▶ _THE PROBLEM_: Return the whole of the data exactly.

# # # # #

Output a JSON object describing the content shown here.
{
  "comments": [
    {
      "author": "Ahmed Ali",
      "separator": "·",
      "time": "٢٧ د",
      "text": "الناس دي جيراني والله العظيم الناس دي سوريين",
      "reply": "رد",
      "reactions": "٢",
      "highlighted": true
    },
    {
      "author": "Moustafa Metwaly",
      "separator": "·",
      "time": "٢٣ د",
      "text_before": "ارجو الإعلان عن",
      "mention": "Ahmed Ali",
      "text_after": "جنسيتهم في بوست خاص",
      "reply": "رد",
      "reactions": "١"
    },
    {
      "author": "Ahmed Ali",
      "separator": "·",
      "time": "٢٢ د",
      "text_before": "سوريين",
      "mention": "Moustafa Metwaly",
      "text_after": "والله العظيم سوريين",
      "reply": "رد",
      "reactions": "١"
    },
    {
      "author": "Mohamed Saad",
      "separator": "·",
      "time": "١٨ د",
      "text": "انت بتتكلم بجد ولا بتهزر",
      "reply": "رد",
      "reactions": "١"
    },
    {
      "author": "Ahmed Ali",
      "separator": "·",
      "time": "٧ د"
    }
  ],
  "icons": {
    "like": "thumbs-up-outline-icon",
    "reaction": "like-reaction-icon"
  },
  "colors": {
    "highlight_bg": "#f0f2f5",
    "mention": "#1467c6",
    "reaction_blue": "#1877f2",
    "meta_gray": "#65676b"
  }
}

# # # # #

▶ _SOLUTION FOR THIS PROBLEM_:
Output a JSON object describing the content shown here.
{
  "comments": [
    {
      "author": "Ahmed Ali",
      "separator": "·",
      "time": "٢٧ د",
      "text": "الناس دي جيراني والله العظيم الناس دي سوريين",
      "reply": "رد",
      "reactions": "٢",
      "highlighted": true
    },
    {
      "author": "Moustafa Metwaly",
      "separator": "·",
      "time": "٢٣ د",
      "text_before": "ارجو الإعلان عن",
      "mention": "Ahmed Ali",
      "text_after": "جنسيتهم في بوست خاص",
      "reply": "رد",
      "reactions": "١"
    },
    {
      "author": "Ahmed Ali",
      "separator": "·",
      "time": "٢٢ د",
      "text_before": "سوريين",
      "mention": "Moustafa Metwaly",
      "text_after": "والله العظيم سوريين",
      "reply": "رد",
      "reactions": "١"
    },
    {
      "author": "Mohamed Saad",
      "separator": "·",
      "time": "١٨ د",
      "text": "انت بتتكلم بجد ولا بتهزر",
      "reply": "رد",
      "reactions": "١"
    },
    {
      "author": "Ahmed Ali",
      "separator": "·",
      "time": "٧ د"
    }
  ],
  "icons": {
    "like": "thumbs-up-outline-icon",
    "reaction": "like-reaction-icon"
  },
  "colors": {
    "highlight_bg": "#f0f2f5",
    "mention": "#1467c6",
    "reaction_blue": "#1877f2",
    "meta_gray": "#65676b"
  }
}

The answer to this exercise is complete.